A few Muslims had the audacity to call me names in public, one said, if you don’t talk about Palestine, you are not a Muslim. A few Hindus said "shame on you for not talking about the plight of Hindus in Kashmir "… and these men did not even attend, but kept talking, without verification. Given the time, two hours per event, we can address only about 5, and not all the genocides.
The Reflections on Holocaust and Genocides is a comprehensive event about humanity, with no exclusions, also remember in one breath you can say only so many words, and in one hour you can say only so many words.
“There is a shameless cruelty in our societies, we either shy away or refuse to acknowledge the sufferings of others, worrying that it will devalue our own, and or it amounts to infidelity to our own cause.” Some of us are so selfish and stuck in our own pain that we do not see others pain, we want others just to think and talk about us.
Condemning drone attacks does not amount to shaming America,
Condemning Sikh genocides does not amount to shaming India,
Condemning Bangladeshi genocide does not amount to shaming Pakistan.
Condemning the ugliness at Abu-Graib prison does not amount to shaming America
Condemning Shia and Ahmadiyya killings does not amount to shaming Pakistan
Condemning the Massacre of Muslims in Gujarat does not amount to shaming Gujarat
Condemning Aurangzeb or Ghazni does not amount to shaming Indian Muslims
Condemning is an expression against a disgusting act, of which we are all a part of, some by doing the wrong, and some by remaining silent and some by turning a blind eye.
As an Indian, I am embarrassed about what fellow Indians have heaped on each other, and as an American I am embarassed about the destruction we have caused in Vietnam, Afghanistan and Iraq overseas, and in our recent past of the slavery and treatment of Native Americans.
My father gave a sane advise during the Jabalpur (India) communal clashes, don’t blame the acts of the idiots on a community, religion or a nation. Get the bad guys, do the justice, faith in the society gets restored…blaming intangibles is as effective as the dogs barking at the wrong tree in a desert.
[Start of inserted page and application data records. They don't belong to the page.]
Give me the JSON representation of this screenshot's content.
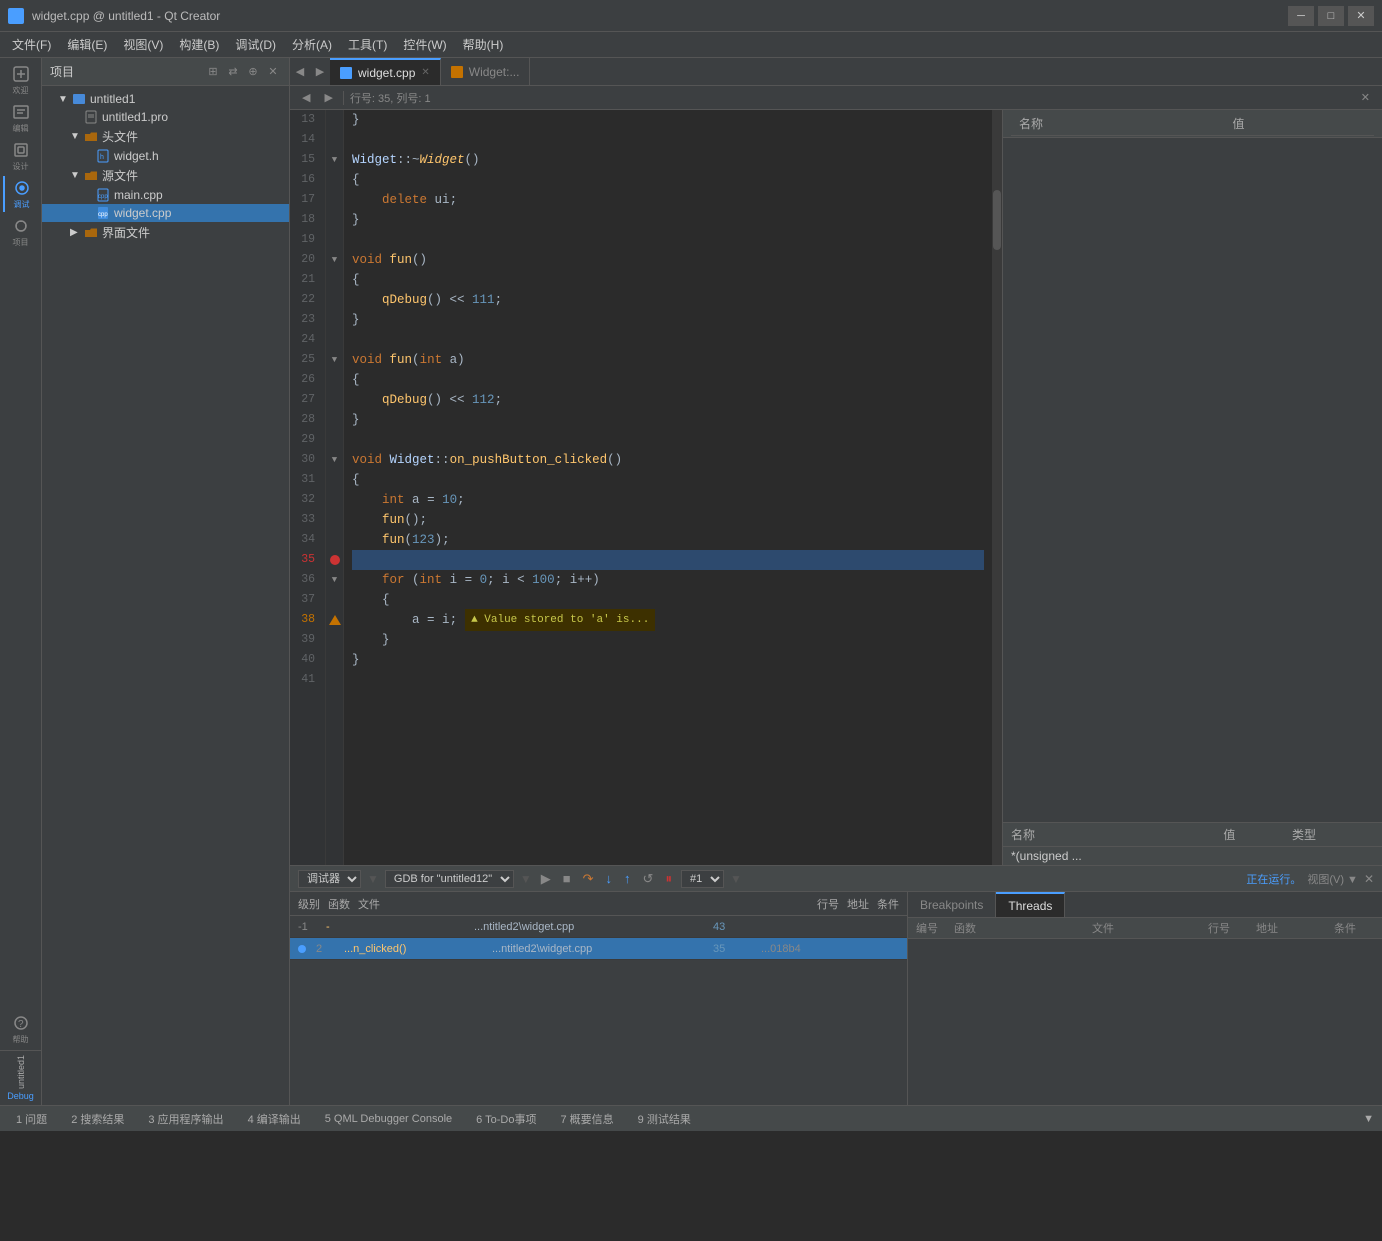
{
  "window": {
    "title": "widget.cpp @ untitled1 - Qt Creator",
    "icon": "qt-icon"
  },
  "menubar": {
    "items": [
      "文件(F)",
      "编辑(E)",
      "视图(V)",
      "构建(B)",
      "调试(D)",
      "分析(A)",
      "工具(T)",
      "控件(W)",
      "帮助(H)"
    ]
  },
  "sidebar": {
    "icons": [
      {
        "name": "welcome-icon",
        "label": "欢迎",
        "symbol": "⌂"
      },
      {
        "name": "edit-icon",
        "label": "编辑",
        "symbol": "✎"
      },
      {
        "name": "design-icon",
        "label": "设计",
        "symbol": "◈"
      },
      {
        "name": "debug-icon",
        "label": "调试",
        "symbol": "🐛"
      },
      {
        "name": "project-icon",
        "label": "项目",
        "symbol": "⚙"
      },
      {
        "name": "help-icon",
        "label": "帮助",
        "symbol": "?"
      }
    ]
  },
  "project_panel": {
    "title": "项目",
    "tree": [
      {
        "level": 1,
        "label": "untitled1",
        "type": "project",
        "arrow": "▼"
      },
      {
        "level": 2,
        "label": "untitled1.pro",
        "type": "file"
      },
      {
        "level": 2,
        "label": "头文件",
        "type": "folder",
        "arrow": "▼"
      },
      {
        "level": 3,
        "label": "widget.h",
        "type": "header"
      },
      {
        "level": 2,
        "label": "源文件",
        "type": "folder",
        "arrow": "▼"
      },
      {
        "level": 3,
        "label": "main.cpp",
        "type": "cpp"
      },
      {
        "level": 3,
        "label": "widget.cpp",
        "type": "cpp",
        "selected": true
      },
      {
        "level": 2,
        "label": "界面文件",
        "type": "folder",
        "arrow": "▶"
      }
    ]
  },
  "tabs": [
    {
      "label": "widget.cpp",
      "active": true,
      "closable": true
    },
    {
      "label": "Widget:...",
      "active": false
    }
  ],
  "editor_toolbar": {
    "line_col": "行号: 35, 列号: 1"
  },
  "watch_panel": {
    "title": "名称",
    "col1": "名称",
    "col2": "值",
    "col3": "类型",
    "locals_col1": "名称",
    "locals_col2": "值",
    "locals_col3": "类型",
    "locals_item": "*(unsigned ..."
  },
  "code": {
    "lines": [
      {
        "num": 13,
        "content": "}",
        "indent": 1,
        "fold": false
      },
      {
        "num": 14,
        "content": "",
        "indent": 0
      },
      {
        "num": 15,
        "content": "Widget::~Widget()",
        "indent": 0,
        "fold": true
      },
      {
        "num": 16,
        "content": "{",
        "indent": 0
      },
      {
        "num": 17,
        "content": "    delete ui;",
        "indent": 1
      },
      {
        "num": 18,
        "content": "}",
        "indent": 0
      },
      {
        "num": 19,
        "content": "",
        "indent": 0
      },
      {
        "num": 20,
        "content": "void fun()",
        "indent": 0,
        "fold": true
      },
      {
        "num": 21,
        "content": "{",
        "indent": 0
      },
      {
        "num": 22,
        "content": "    qDebug() << 111;",
        "indent": 1
      },
      {
        "num": 23,
        "content": "}",
        "indent": 0
      },
      {
        "num": 24,
        "content": "",
        "indent": 0
      },
      {
        "num": 25,
        "content": "void fun(int a)",
        "indent": 0,
        "fold": true
      },
      {
        "num": 26,
        "content": "{",
        "indent": 0
      },
      {
        "num": 27,
        "content": "    qDebug() << 112;",
        "indent": 1
      },
      {
        "num": 28,
        "content": "}",
        "indent": 0
      },
      {
        "num": 29,
        "content": "",
        "indent": 0
      },
      {
        "num": 30,
        "content": "void Widget::on_pushButton_clicked()",
        "indent": 0,
        "fold": true
      },
      {
        "num": 31,
        "content": "{",
        "indent": 0
      },
      {
        "num": 32,
        "content": "    int a = 10;",
        "indent": 1
      },
      {
        "num": 33,
        "content": "    fun();",
        "indent": 1
      },
      {
        "num": 34,
        "content": "    fun(123);",
        "indent": 1
      },
      {
        "num": 35,
        "content": "",
        "indent": 0,
        "breakpoint": true,
        "current": true
      },
      {
        "num": 36,
        "content": "    for (int i = 0; i < 100; i++)",
        "indent": 1,
        "fold": true
      },
      {
        "num": 37,
        "content": "    {",
        "indent": 1
      },
      {
        "num": 38,
        "content": "        a = i;",
        "indent": 2,
        "warning": true,
        "warning_text": "▲ Value stored to 'a' is..."
      },
      {
        "num": 39,
        "content": "    }",
        "indent": 1
      },
      {
        "num": 40,
        "content": "}",
        "indent": 0
      },
      {
        "num": 41,
        "content": "",
        "indent": 0
      }
    ]
  },
  "bottom_toolbar": {
    "debugger_label": "调试器",
    "gdb_label": "GDB for \"untitled12\"",
    "status": "正在运行。",
    "view_label": "视图(V)",
    "thread_label": "#1"
  },
  "stack": {
    "headers": [
      "级别",
      "函数",
      "文件",
      "行号",
      "地址"
    ],
    "rows": [
      {
        "num": "-1",
        "fn": "-",
        "file": "...ntitled2\\widget.cpp",
        "line": "43",
        "addr": "",
        "active": false
      },
      {
        "num": "2",
        "fn": "...n_clicked()",
        "file": "...ntitled2\\widget.cpp",
        "line": "35",
        "addr": "...018b4",
        "active": true
      }
    ]
  },
  "callstack_tabs": [
    "Breakpoints",
    "Threads"
  ],
  "callstack": {
    "col_num": "编号",
    "col_fn": "函数",
    "col_file": "文件",
    "col_line": "行号",
    "col_addr": "地址",
    "col_cond": "条件"
  },
  "statusbar": {
    "items": [
      "1 问题",
      "2 搜索结果",
      "3 应用程序输出",
      "4 编译输出",
      "5 QML Debugger Console",
      "6 To-Do事项",
      "7 概要信息",
      "9 测试结果"
    ],
    "right_icon": "▼"
  },
  "sidebar_bottom": {
    "label": "untitled1",
    "sublabel": "Debug"
  }
}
We have to learn to differentiate between abuse of human rights and patriotism. Patriotism is not justifying the wrongs, but speaking about it, and preventing the wrongs from happening again.
Here is the part of the press release
Every year we have reflected on our failings, massacres, Genocides and Holocaust, this year, we will focus on the Sikh Genocide of 1984, a Sikh speaker will deliver the key note address on the topic. Mr. Hasan Mahmud will share about the Bangladesh Genocide of 1971, Dr. Petra Weldes will talk about the effects of Stereotyping on the societies, and Kelly Obazee will reflect on current massacres around the world. Mike Ghouse will speak about the need to take stand against oppression of others, and Holocaust continues to be our anchor event.
Unless one attends the event, they will live in eternal conspiracies.
Full Press Release: http://holocaustandgenocides.blogspot.com/2013/01/6th-annual-holocaust-and-genocides-sikh_18.html